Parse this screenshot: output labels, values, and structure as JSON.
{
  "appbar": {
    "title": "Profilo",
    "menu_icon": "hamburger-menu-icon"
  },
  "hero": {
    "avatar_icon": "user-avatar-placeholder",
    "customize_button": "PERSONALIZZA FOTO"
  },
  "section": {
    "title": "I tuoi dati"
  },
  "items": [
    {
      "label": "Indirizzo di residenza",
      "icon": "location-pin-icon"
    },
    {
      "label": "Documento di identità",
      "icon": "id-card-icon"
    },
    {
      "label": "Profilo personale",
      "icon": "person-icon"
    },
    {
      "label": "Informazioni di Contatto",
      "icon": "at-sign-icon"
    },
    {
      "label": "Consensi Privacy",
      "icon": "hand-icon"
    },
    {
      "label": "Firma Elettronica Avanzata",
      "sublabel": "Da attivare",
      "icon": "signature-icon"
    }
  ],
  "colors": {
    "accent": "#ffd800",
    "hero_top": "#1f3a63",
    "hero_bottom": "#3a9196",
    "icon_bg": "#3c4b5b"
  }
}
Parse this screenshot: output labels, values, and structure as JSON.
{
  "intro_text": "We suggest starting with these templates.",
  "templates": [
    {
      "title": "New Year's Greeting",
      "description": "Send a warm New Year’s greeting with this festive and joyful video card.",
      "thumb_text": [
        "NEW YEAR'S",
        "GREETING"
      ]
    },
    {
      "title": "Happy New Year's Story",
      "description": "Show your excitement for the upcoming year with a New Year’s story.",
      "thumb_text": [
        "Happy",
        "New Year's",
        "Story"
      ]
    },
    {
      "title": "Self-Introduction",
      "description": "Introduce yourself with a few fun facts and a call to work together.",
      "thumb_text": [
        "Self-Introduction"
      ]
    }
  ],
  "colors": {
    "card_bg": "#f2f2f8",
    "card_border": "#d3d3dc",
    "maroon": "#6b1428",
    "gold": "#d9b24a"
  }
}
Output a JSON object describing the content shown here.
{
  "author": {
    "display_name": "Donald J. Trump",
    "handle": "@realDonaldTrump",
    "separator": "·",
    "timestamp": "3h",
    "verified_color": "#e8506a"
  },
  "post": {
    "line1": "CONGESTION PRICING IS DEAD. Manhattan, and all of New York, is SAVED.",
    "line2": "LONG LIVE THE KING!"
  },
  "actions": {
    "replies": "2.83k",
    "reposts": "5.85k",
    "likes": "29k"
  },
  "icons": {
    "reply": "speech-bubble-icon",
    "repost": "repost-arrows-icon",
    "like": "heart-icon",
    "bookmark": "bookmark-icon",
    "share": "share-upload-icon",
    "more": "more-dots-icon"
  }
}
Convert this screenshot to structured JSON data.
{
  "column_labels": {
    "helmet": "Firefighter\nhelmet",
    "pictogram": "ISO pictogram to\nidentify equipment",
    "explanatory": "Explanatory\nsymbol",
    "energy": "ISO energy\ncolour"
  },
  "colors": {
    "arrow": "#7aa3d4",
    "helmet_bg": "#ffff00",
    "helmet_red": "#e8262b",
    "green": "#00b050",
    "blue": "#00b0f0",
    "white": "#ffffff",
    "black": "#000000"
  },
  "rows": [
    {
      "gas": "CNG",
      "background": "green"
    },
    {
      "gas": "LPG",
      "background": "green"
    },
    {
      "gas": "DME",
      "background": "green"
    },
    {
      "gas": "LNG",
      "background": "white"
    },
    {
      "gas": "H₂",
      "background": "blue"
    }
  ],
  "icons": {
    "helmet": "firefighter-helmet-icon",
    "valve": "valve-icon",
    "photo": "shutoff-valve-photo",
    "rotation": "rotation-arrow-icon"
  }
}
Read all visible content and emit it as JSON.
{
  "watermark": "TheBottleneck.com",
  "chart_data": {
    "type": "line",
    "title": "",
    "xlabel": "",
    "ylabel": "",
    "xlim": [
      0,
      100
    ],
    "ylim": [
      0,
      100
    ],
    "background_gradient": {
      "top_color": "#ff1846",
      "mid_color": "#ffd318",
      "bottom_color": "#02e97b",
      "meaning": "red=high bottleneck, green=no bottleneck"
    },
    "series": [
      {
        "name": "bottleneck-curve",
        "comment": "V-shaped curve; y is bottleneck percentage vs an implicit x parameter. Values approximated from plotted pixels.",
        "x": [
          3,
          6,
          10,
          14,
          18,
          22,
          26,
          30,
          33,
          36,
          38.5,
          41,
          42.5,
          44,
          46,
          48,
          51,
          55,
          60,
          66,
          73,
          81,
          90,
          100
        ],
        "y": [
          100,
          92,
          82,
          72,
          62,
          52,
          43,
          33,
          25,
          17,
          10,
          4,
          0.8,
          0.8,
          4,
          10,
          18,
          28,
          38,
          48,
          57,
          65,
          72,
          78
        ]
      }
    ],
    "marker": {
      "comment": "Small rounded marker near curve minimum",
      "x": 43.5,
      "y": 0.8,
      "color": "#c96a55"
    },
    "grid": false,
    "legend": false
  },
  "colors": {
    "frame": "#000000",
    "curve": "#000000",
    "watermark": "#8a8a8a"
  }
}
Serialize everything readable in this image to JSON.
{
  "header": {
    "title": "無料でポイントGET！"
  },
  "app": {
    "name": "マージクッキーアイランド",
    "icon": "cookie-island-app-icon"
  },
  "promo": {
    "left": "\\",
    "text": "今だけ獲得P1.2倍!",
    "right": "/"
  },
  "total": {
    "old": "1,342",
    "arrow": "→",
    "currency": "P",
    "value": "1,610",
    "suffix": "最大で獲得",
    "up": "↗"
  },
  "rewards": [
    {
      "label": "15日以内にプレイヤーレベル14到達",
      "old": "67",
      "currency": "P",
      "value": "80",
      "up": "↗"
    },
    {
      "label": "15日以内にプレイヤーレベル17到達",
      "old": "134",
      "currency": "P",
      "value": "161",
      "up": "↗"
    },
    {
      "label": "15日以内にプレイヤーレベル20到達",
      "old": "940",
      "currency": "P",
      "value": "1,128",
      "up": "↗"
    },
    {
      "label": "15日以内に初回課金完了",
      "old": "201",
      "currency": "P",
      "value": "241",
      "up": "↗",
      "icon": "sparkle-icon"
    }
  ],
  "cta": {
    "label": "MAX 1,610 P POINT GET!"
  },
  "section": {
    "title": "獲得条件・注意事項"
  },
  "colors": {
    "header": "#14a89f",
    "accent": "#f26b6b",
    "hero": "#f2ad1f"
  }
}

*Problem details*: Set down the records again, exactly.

*Exercise response*:
Parse this screenshot: output labels, values, and structure as JSON.
{
  "appbar": {
    "title": "Profilo",
    "menu_icon": "hamburger-menu-icon"
  },
  "hero": {
    "avatar_icon": "user-avatar-placeholder",
    "customize_button": "PERSONALIZZA FOTO"
  },
  "section": {
    "title": "I tuoi dati"
  },
  "items": [
    {
      "label": "Indirizzo di residenza",
      "icon": "location-pin-icon"
    },
    {
      "label": "Documento di identità",
      "icon": "id-card-icon"
    },
    {
      "label": "Profilo personale",
      "icon": "person-icon"
    },
    {
      "label": "Informazioni di Contatto",
      "icon": "at-sign-icon"
    },
    {
      "label": "Consensi Privacy",
      "icon": "hand-icon"
    },
    {
      "label": "Firma Elettronica Avanzata",
      "sublabel": "Da attivare",
      "icon": "signature-icon"
    }
  ],
  "colors": {
    "accent": "#ffd800",
    "hero_top": "#1f3a63",
    "hero_bottom": "#3a9196",
    "icon_bg": "#3c4b5b"
  }
}
Parse this screenshot: output labels, values, and structure as JSON.
{
  "intro_text": "We suggest starting with these templates.",
  "templates": [
    {
      "title": "New Year's Greeting",
      "description": "Send a warm New Year’s greeting with this festive and joyful video card.",
      "thumb_text": [
        "NEW YEAR'S",
        "GREETING"
      ]
    },
    {
      "title": "Happy New Year's Story",
      "description": "Show your excitement for the upcoming year with a New Year’s story.",
      "thumb_text": [
        "Happy",
        "New Year's",
        "Story"
      ]
    },
    {
      "title": "Self-Introduction",
      "description": "Introduce yourself with a few fun facts and a call to work together.",
      "thumb_text": [
        "Self-Introduction"
      ]
    }
  ],
  "colors": {
    "card_bg": "#f2f2f8",
    "card_border": "#d3d3dc",
    "maroon": "#6b1428",
    "gold": "#d9b24a"
  }
}
Output a JSON object describing the content shown here.
{
  "author": {
    "display_name": "Donald J. Trump",
    "handle": "@realDonaldTrump",
    "separator": "·",
    "timestamp": "3h",
    "verified_color": "#e8506a"
  },
  "post": {
    "line1": "CONGESTION PRICING IS DEAD. Manhattan, and all of New York, is SAVED.",
    "line2": "LONG LIVE THE KING!"
  },
  "actions": {
    "replies": "2.83k",
    "reposts": "5.85k",
    "likes": "29k"
  },
  "icons": {
    "reply": "speech-bubble-icon",
    "repost": "repost-arrows-icon",
    "like": "heart-icon",
    "bookmark": "bookmark-icon",
    "share": "share-upload-icon",
    "more": "more-dots-icon"
  }
}
Convert this screenshot to structured JSON data.
{
  "column_labels": {
    "helmet": "Firefighter\nhelmet",
    "pictogram": "ISO pictogram to\nidentify equipment",
    "explanatory": "Explanatory\nsymbol",
    "energy": "ISO energy\ncolour"
  },
  "colors": {
    "arrow": "#7aa3d4",
    "helmet_bg": "#ffff00",
    "helmet_red": "#e8262b",
    "green": "#00b050",
    "blue": "#00b0f0",
    "white": "#ffffff",
    "black": "#000000"
  },
  "rows": [
    {
      "gas": "CNG",
      "background": "green"
    },
    {
      "gas": "LPG",
      "background": "green"
    },
    {
      "gas": "DME",
      "background": "green"
    },
    {
      "gas": "LNG",
      "background": "white"
    },
    {
      "gas": "H₂",
      "background": "blue"
    }
  ],
  "icons": {
    "helmet": "firefighter-helmet-icon",
    "valve": "valve-icon",
    "photo": "shutoff-valve-photo",
    "rotation": "rotation-arrow-icon"
  }
}
Read all visible content and emit it as JSON.
{
  "watermark": "TheBottleneck.com",
  "chart_data": {
    "type": "line",
    "title": "",
    "xlabel": "",
    "ylabel": "",
    "xlim": [
      0,
      100
    ],
    "ylim": [
      0,
      100
    ],
    "background_gradient": {
      "top_color": "#ff1846",
      "mid_color": "#ffd318",
      "bottom_color": "#02e97b",
      "meaning": "red=high bottleneck, green=no bottleneck"
    },
    "series": [
      {
        "name": "bottleneck-curve",
        "comment": "V-shaped curve; y is bottleneck percentage vs an implicit x parameter. Values approximated from plotted pixels.",
        "x": [
          3,
          6,
          10,
          14,
          18,
          22,
          26,
          30,
          33,
          36,
          38.5,
          41,
          42.5,
          44,
          46,
          48,
          51,
          55,
          60,
          66,
          73,
          81,
          90,
          100
        ],
        "y": [
          100,
          92,
          82,
          72,
          62,
          52,
          43,
          33,
          25,
          17,
          10,
          4,
          0.8,
          0.8,
          4,
          10,
          18,
          28,
          38,
          48,
          57,
          65,
          72,
          78
        ]
      }
    ],
    "marker": {
      "comment": "Small rounded marker near curve minimum",
      "x": 43.5,
      "y": 0.8,
      "color": "#c96a55"
    },
    "grid": false,
    "legend": false
  },
  "colors": {
    "frame": "#000000",
    "curve": "#000000",
    "watermark": "#8a8a8a"
  }
}
Serialize everything readable in this image to JSON.
{
  "header": {
    "title": "無料でポイントGET！"
  },
  "app": {
    "name": "マージクッキーアイランド",
    "icon": "cookie-island-app-icon"
  },
  "promo": {
    "left": "\\",
    "text": "今だけ獲得P1.2倍!",
    "right": "/"
  },
  "total": {
    "old": "1,342",
    "arrow": "→",
    "currency": "P",
    "value": "1,610",
    "suffix": "最大で獲得",
    "up": "↗"
  },
  "rewards": [
    {
      "label": "15日以内にプレイヤーレベル14到達",
      "old": "67",
      "currency": "P",
      "value": "80",
      "up": "↗"
    },
    {
      "label": "15日以内にプレイヤーレベル17到達",
      "old": "134",
      "currency": "P",
      "value": "161",
      "up": "↗"
    },
    {
      "label": "15日以内にプレイヤーレベル20到達",
      "old": "940",
      "currency": "P",
      "value": "1,128",
      "up": "↗"
    },
    {
      "label": "15日以内に初回課金完了",
      "old": "201",
      "currency": "P",
      "value": "241",
      "up": "↗",
      "icon": "sparkle-icon"
    }
  ],
  "cta": {
    "label": "MAX 1,610 P POINT GET!"
  },
  "section": {
    "title": "獲得条件・注意事項"
  },
  "colors": {
    "header": "#14a89f",
    "accent": "#f26b6b",
    "hero": "#f2ad1f"
  }
}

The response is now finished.